Both players bring a skill set to the table that currently can’t be found anywhere else on the roster. Jack is valuable as either a back up point guard or as the initiator of the offense when Mark Jackson wants to play Curry off of the ball, and in addition to his mid-range scoring prowess and ability to get to the hoop, he also averaged 5.6 assists during the regular season. Landry adds a toughness in the post that won’t be easily replaced should he choose to leave (Landry also has a player option for a $4 million, one-year contract extension). His scoring and rebounding are huge for Golden State’s half court offense, and there’s not going to be many available players on the market that can match those traits along with the above average defense that Landry brings. Additionally, Jack and Landry averaged over 25 minutes per game combined in the regular season, so they’d have to be replaced by pieces that can come in and take on a similar workload.

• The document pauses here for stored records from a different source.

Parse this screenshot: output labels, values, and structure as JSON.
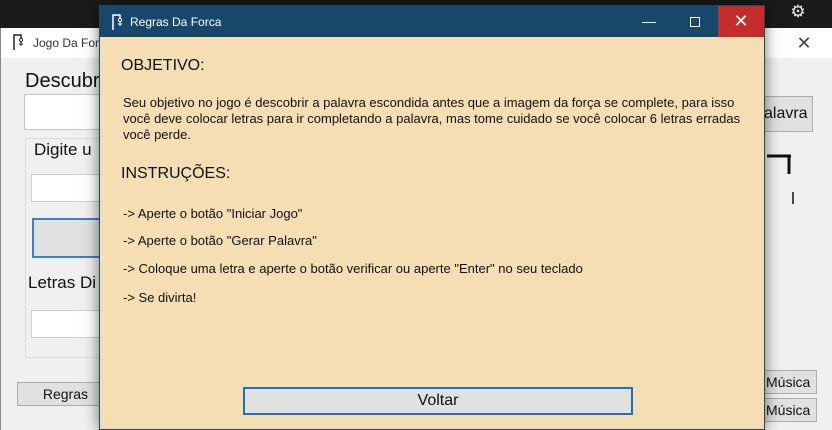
{
  "background_window": {
    "title": "Jogo Da Forca",
    "descubra_label": "Descubr",
    "digite_label": "Digite u",
    "letras_label": "Letras Di",
    "regras_button": "Regras",
    "gerar_button": "alavra",
    "musica_button_1": "Música",
    "musica_button_2": "Música"
  },
  "dialog": {
    "title": "Regras Da Forca",
    "objective_heading": "OBJETIVO:",
    "objective_text": "Seu objetivo no jogo é descobrir a palavra escondida antes que a imagem da força se complete, para isso você deve colocar letras para ir completando a palavra, mas tome cuidado se você colocar 6 letras erradas você perde.",
    "instructions_heading": "INSTRUÇÕES:",
    "instructions": [
      "-> Aperte o botão \"Iniciar Jogo\"",
      "-> Aperte o botão \"Gerar Palavra\"",
      "-> Coloque uma letra e aperte o botão verificar ou aperte \"Enter\" no seu teclado",
      "-> Se divirta!"
    ],
    "back_button": "Voltar"
  },
  "colors": {
    "dialog_background": "#f5deb3",
    "titlebar": "#17486c",
    "close_hover": "#c42b2b",
    "button_focus_border": "#1f6fc4"
  }
}
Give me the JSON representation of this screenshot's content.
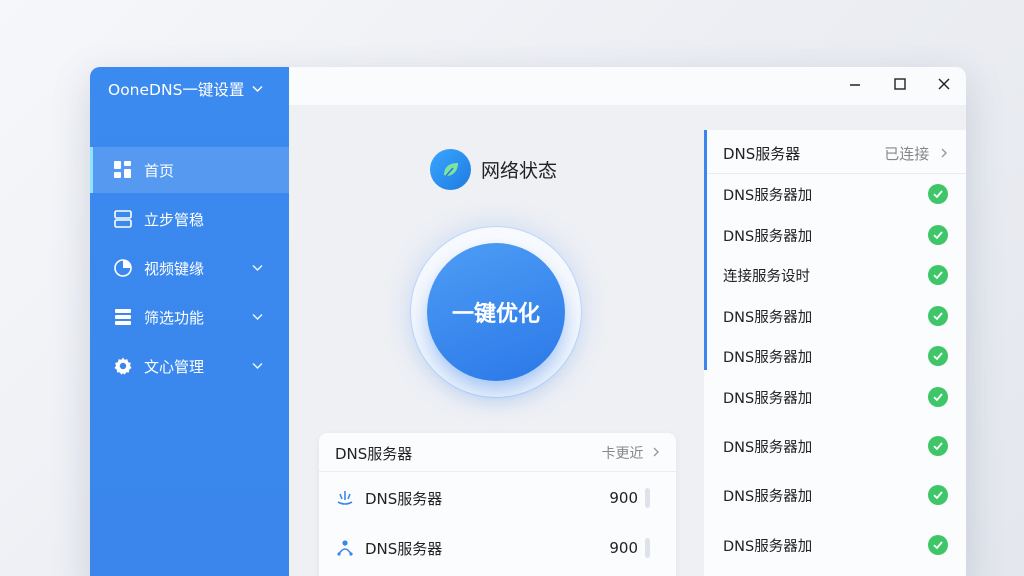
{
  "app": {
    "title": "OoneDNS一键设置"
  },
  "sidebar": {
    "items": [
      {
        "label": "首页",
        "icon": "grid-icon",
        "active": true,
        "has_chevron": false
      },
      {
        "label": "立步管稳",
        "icon": "server-icon",
        "active": false,
        "has_chevron": false
      },
      {
        "label": "视频键缘",
        "icon": "clock-pie-icon",
        "active": false,
        "has_chevron": true
      },
      {
        "label": "筛选功能",
        "icon": "list-icon",
        "active": false,
        "has_chevron": true
      },
      {
        "label": "文心管理",
        "icon": "gear-icon",
        "active": false,
        "has_chevron": true
      }
    ]
  },
  "window_controls": {
    "minimize": "—",
    "maximize": "☐",
    "close": "✕"
  },
  "status": {
    "title": "网络状态"
  },
  "optimize": {
    "label": "一键优化"
  },
  "server_card": {
    "title": "DNS服务器",
    "link": "卡更近",
    "rows": [
      {
        "label": "DNS服务器",
        "value": "900",
        "icon": "signal-icon"
      },
      {
        "label": "DNS服务器",
        "value": "900",
        "icon": "user-network-icon"
      }
    ]
  },
  "right_panel": {
    "title": "DNS服务器",
    "status": "已连接",
    "rows": [
      {
        "label": "DNS服务器加"
      },
      {
        "label": "DNS服务器加"
      },
      {
        "label": "连接服务设时"
      },
      {
        "label": "DNS服务器加"
      },
      {
        "label": "DNS服务器加"
      },
      {
        "label": "DNS服务器加"
      },
      {
        "label": "DNS服务器加"
      },
      {
        "label": "DNS服务器加"
      },
      {
        "label": "DNS服务器加"
      }
    ]
  },
  "colors": {
    "accent": "#3a86ec",
    "success": "#3fc669",
    "sidebar": "#3b8aef"
  }
}
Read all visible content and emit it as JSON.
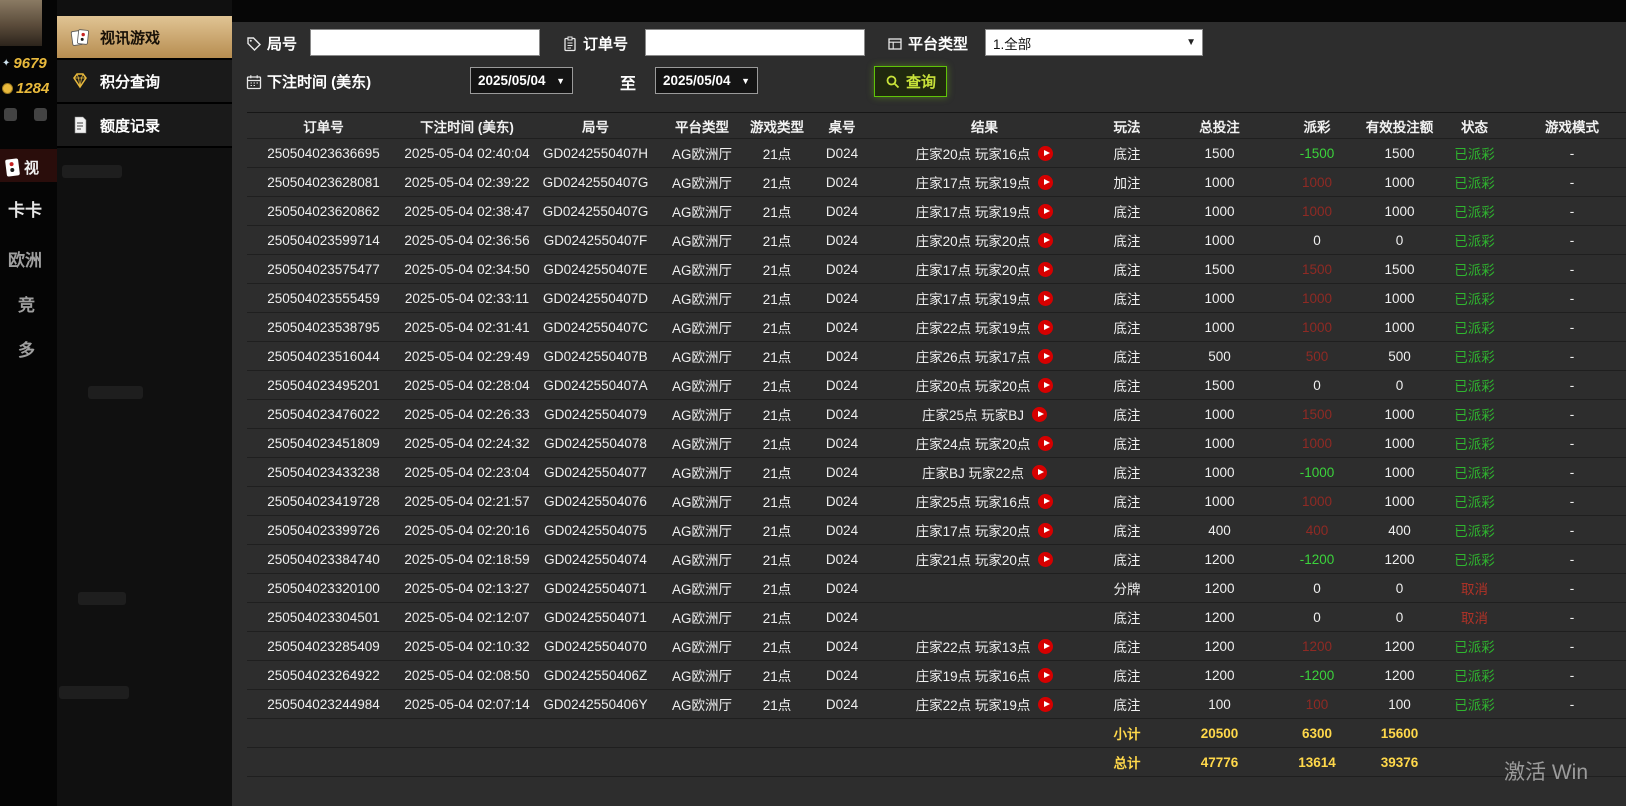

The unfortunate irony is that the Warriors will likely be unable to afford their services precisely because these two played so well in their time with the team. Both players have publicly expressed their desire to stay with the organization, but of course they’re going to test the waters of free agency to see if they can earn more or drive up the price for their services. Jack could be a starter on the right team, and a player of Landry’s ilk could – and should – be making more than the $4 million he’s under contract for based solely on the availability of power forwards that can bring what he brings at both ends of the court.
So what does it mean if both leave and there’s a gaping void on the roster? The news today that Dwight Howard considers Golden State as a possible landing spot if he indeed leaves Lakerland should speak volumes on that issue. With a young coach, a playmaking point guard and an ownership group that isn’t afraid to spend, suddenly the Warriors are viewed around the league as a desirable free agent destination. With a scheduled move to San Francisco on the horizon, the ability to draw in talent based on location alone will surely increase in the next few years.
But the main qualifier for good players making decisions in free agency (at least the ones that you’d want on your team if you’re trying to make a championship run) is finding a team where they have a chance at winning and making a name for themselves in the playoffs. For the first time in a long time, the Golden State Warriors fit the bill. As long as there’s a healthy Stephen Curry on the roster and the young assets around him continue to develop, this will be a competitive team, and that’s attractive to the types of players Myers wants to acquire.
As Myers told Tim Kawakami recently, there’s no longer a sense of desperation permeating through the front office in Oakland. They’re in an a position to improve the roster through minor acquisitions, but since the core talent is already there, there’s no urgency to go out and try to make a big splash in free agency.
So be happy Warriors fans. Good things are happening. You can feel a lot of solid energy coming out of this team…good, positive aura. Now Golden State has to rise above the pressure. Harness the good energy, and block out the bad. If the Warriors feel the circular flow and get on the carousel, we’ll all be grinning like idiots when the threes come raining down.